I loved becoming a mother. It took until my late thirties/early forties for it to finally happen, and my husband and I welcomed three beauties into the world. Cradling our first young baby was a mixture of pride, a sense of accomplishment, joy, love, and the utmost terrifying fear. With time, practice and wisdom cultivated over the years, children numbers two and three were far easier additions to our growing family: welcomed with slightly less panic, and a less terrified and more comprehending love.
Motherhood has been fun, trying, exhausting, expensive, limiting, expanding, and exhilarating all at once. It is the hardest job I have ever done, and I have had to learn many new skills. Parenthood, for me, has so many rewards, both the obvious and intangible.
I acknowledge that I haven’t done it all on my own — my spouse has been very involved, present, and hands-on, but there is a certain level of accomplishment, that I feel I have earned. As someone who has had several career changes, Motherhood will be my longest serving, and most enduring career. I am a Mum, and I am damn proud to be.
What happens then, when one suddenly has another mother — a biological mother at that — living in the household? Without precedent. Without warning. Without any knowledge, my spouse, announced that they were, in fact, a woman — a trans woman.

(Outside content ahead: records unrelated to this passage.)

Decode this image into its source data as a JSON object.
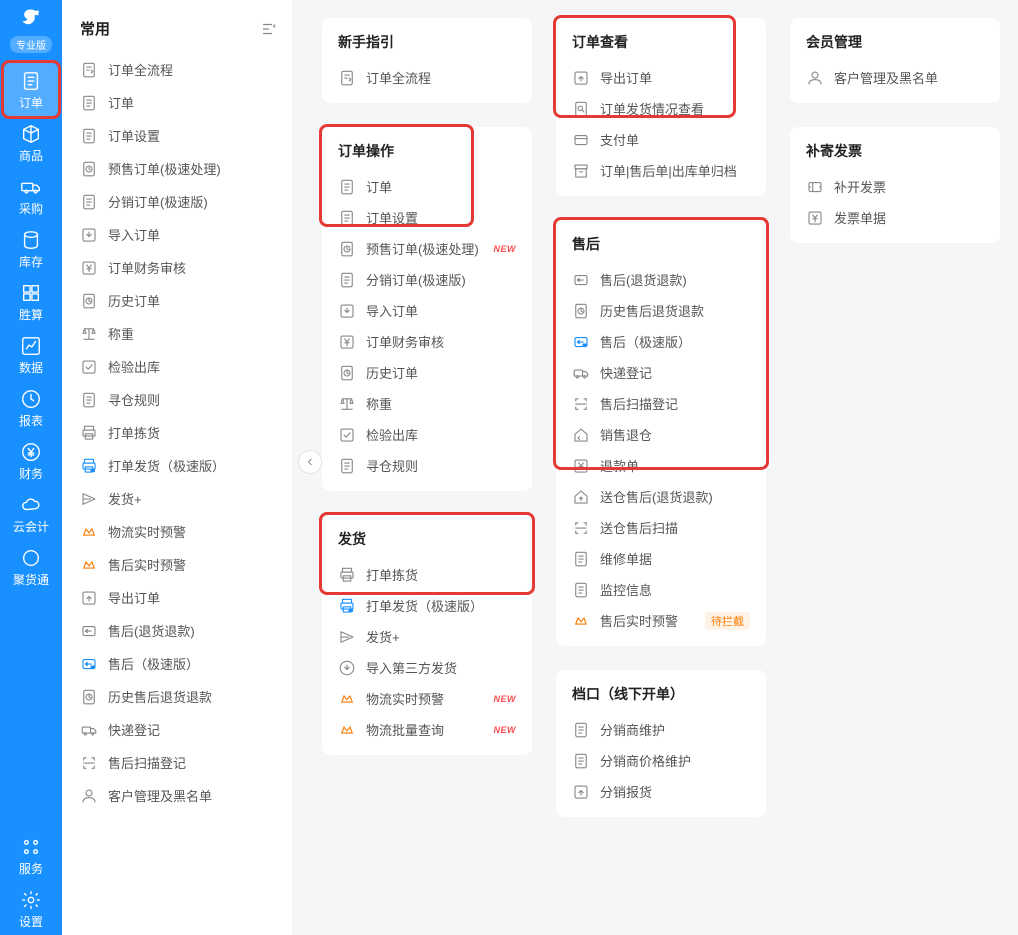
{
  "sidebar": {
    "edition": "专业版",
    "items": [
      {
        "label": "订单",
        "icon": "doc"
      },
      {
        "label": "商品",
        "icon": "cube"
      },
      {
        "label": "采购",
        "icon": "truck"
      },
      {
        "label": "库存",
        "icon": "db"
      },
      {
        "label": "胜算",
        "icon": "grid"
      },
      {
        "label": "数据",
        "icon": "chart"
      },
      {
        "label": "报表",
        "icon": "clock"
      },
      {
        "label": "财务",
        "icon": "yen"
      },
      {
        "label": "云会计",
        "icon": "cloud"
      },
      {
        "label": "聚货通",
        "icon": "circle"
      }
    ],
    "bottom": [
      {
        "label": "服务",
        "icon": "apps"
      },
      {
        "label": "设置",
        "icon": "gear"
      }
    ]
  },
  "common": {
    "title": "常用",
    "items": [
      {
        "label": "订单全流程",
        "icon": "flow"
      },
      {
        "label": "订单",
        "icon": "doc"
      },
      {
        "label": "订单设置",
        "icon": "doc"
      },
      {
        "label": "预售订单(极速处理)",
        "icon": "clock-doc"
      },
      {
        "label": "分销订单(极速版)",
        "icon": "doc"
      },
      {
        "label": "导入订单",
        "icon": "import"
      },
      {
        "label": "订单财务审核",
        "icon": "yen-box"
      },
      {
        "label": "历史订单",
        "icon": "history"
      },
      {
        "label": "称重",
        "icon": "scale"
      },
      {
        "label": "检验出库",
        "icon": "check-box"
      },
      {
        "label": "寻仓规则",
        "icon": "doc"
      },
      {
        "label": "打单拣货",
        "icon": "print"
      },
      {
        "label": "打单发货（极速版）",
        "icon": "print-fast",
        "accent": true
      },
      {
        "label": "发货+",
        "icon": "send"
      },
      {
        "label": "物流实时预警",
        "icon": "vip-alert",
        "vip": true
      },
      {
        "label": "售后实时预警",
        "icon": "vip-alert",
        "vip": true
      },
      {
        "label": "导出订单",
        "icon": "export"
      },
      {
        "label": "售后(退货退款)",
        "icon": "return"
      },
      {
        "label": "售后（极速版）",
        "icon": "return-fast",
        "accent": true
      },
      {
        "label": "历史售后退货退款",
        "icon": "history"
      },
      {
        "label": "快递登记",
        "icon": "truck-box"
      },
      {
        "label": "售后扫描登记",
        "icon": "scan"
      },
      {
        "label": "客户管理及黑名单",
        "icon": "user"
      }
    ]
  },
  "col1": [
    {
      "title": "新手指引",
      "items": [
        {
          "label": "订单全流程",
          "icon": "flow"
        }
      ]
    },
    {
      "title": "订单操作",
      "hl": "hl-a",
      "items": [
        {
          "label": "订单",
          "icon": "doc"
        },
        {
          "label": "订单设置",
          "icon": "doc"
        },
        {
          "label": "预售订单(极速处理)",
          "icon": "clock-doc",
          "new": true
        },
        {
          "label": "分销订单(极速版)",
          "icon": "doc"
        },
        {
          "label": "导入订单",
          "icon": "import"
        },
        {
          "label": "订单财务审核",
          "icon": "yen-box"
        },
        {
          "label": "历史订单",
          "icon": "history"
        },
        {
          "label": "称重",
          "icon": "scale"
        },
        {
          "label": "检验出库",
          "icon": "check-box"
        },
        {
          "label": "寻仓规则",
          "icon": "doc"
        }
      ]
    },
    {
      "title": "发货",
      "hl": "hl-b",
      "items": [
        {
          "label": "打单拣货",
          "icon": "print"
        },
        {
          "label": "打单发货（极速版）",
          "icon": "print-fast",
          "accent": true
        },
        {
          "label": "发货+",
          "icon": "send"
        },
        {
          "label": "导入第三方发货",
          "icon": "import3"
        },
        {
          "label": "物流实时预警",
          "icon": "vip-alert",
          "vip": true,
          "new": true
        },
        {
          "label": "物流批量查询",
          "icon": "vip-alert",
          "vip": true,
          "new": true
        }
      ]
    }
  ],
  "col2": [
    {
      "title": "订单查看",
      "hl": "hl-c",
      "items": [
        {
          "label": "导出订单",
          "icon": "export"
        },
        {
          "label": "订单发货情况查看",
          "icon": "search-doc"
        },
        {
          "label": "支付单",
          "icon": "pay"
        },
        {
          "label": "订单|售后单|出库单归档",
          "icon": "archive"
        }
      ]
    },
    {
      "title": "售后",
      "hl": "hl-d",
      "items": [
        {
          "label": "售后(退货退款)",
          "icon": "return"
        },
        {
          "label": "历史售后退货退款",
          "icon": "history"
        },
        {
          "label": "售后（极速版）",
          "icon": "return-fast",
          "accent": true
        },
        {
          "label": "快递登记",
          "icon": "truck-box"
        },
        {
          "label": "售后扫描登记",
          "icon": "scan"
        },
        {
          "label": "销售退仓",
          "icon": "home-ret"
        },
        {
          "label": "退款单",
          "icon": "yen-box"
        },
        {
          "label": "送仓售后(退货退款)",
          "icon": "home-up"
        },
        {
          "label": "送仓售后扫描",
          "icon": "scan"
        },
        {
          "label": "维修单据",
          "icon": "doc"
        },
        {
          "label": "监控信息",
          "icon": "doc"
        },
        {
          "label": "售后实时预警",
          "icon": "vip-alert",
          "vip": true,
          "badge": "待拦截"
        }
      ]
    },
    {
      "title": "档口（线下开单）",
      "items": [
        {
          "label": "分销商维护",
          "icon": "doc"
        },
        {
          "label": "分销商价格维护",
          "icon": "doc"
        },
        {
          "label": "分销报货",
          "icon": "out"
        }
      ]
    }
  ],
  "col3": [
    {
      "title": "会员管理",
      "items": [
        {
          "label": "客户管理及黑名单",
          "icon": "user"
        }
      ]
    },
    {
      "title": "补寄发票",
      "items": [
        {
          "label": "补开发票",
          "icon": "ticket"
        },
        {
          "label": "发票单据",
          "icon": "yen-box"
        }
      ]
    }
  ],
  "badges": {
    "new": "NEW"
  }
}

As she began her transition, my wife no longer wanted to be called, or be known as Daddy, or to be referred to as a father. As a consequence, we had two mothers in residence.
In the early days of transition, it had been an emotional stretch to start referring to my spouse by her female name. I was not at all gracious about sharing the title of Mum. I didn’t want to. No inclination whatsoever. It was a title I felt I had earned. I had signed up for a family life with both a mother and a father. I was, by default and design, the mum of the family.
I have never been precious about a Hallmark holiday, but the first Mother’s Day I was to spend with an extra mother in the house was a truly difficult experience. It hadn’t been quite a year since my spouse had revealed having gender dysphoria — the first step on the path towards full gender transition.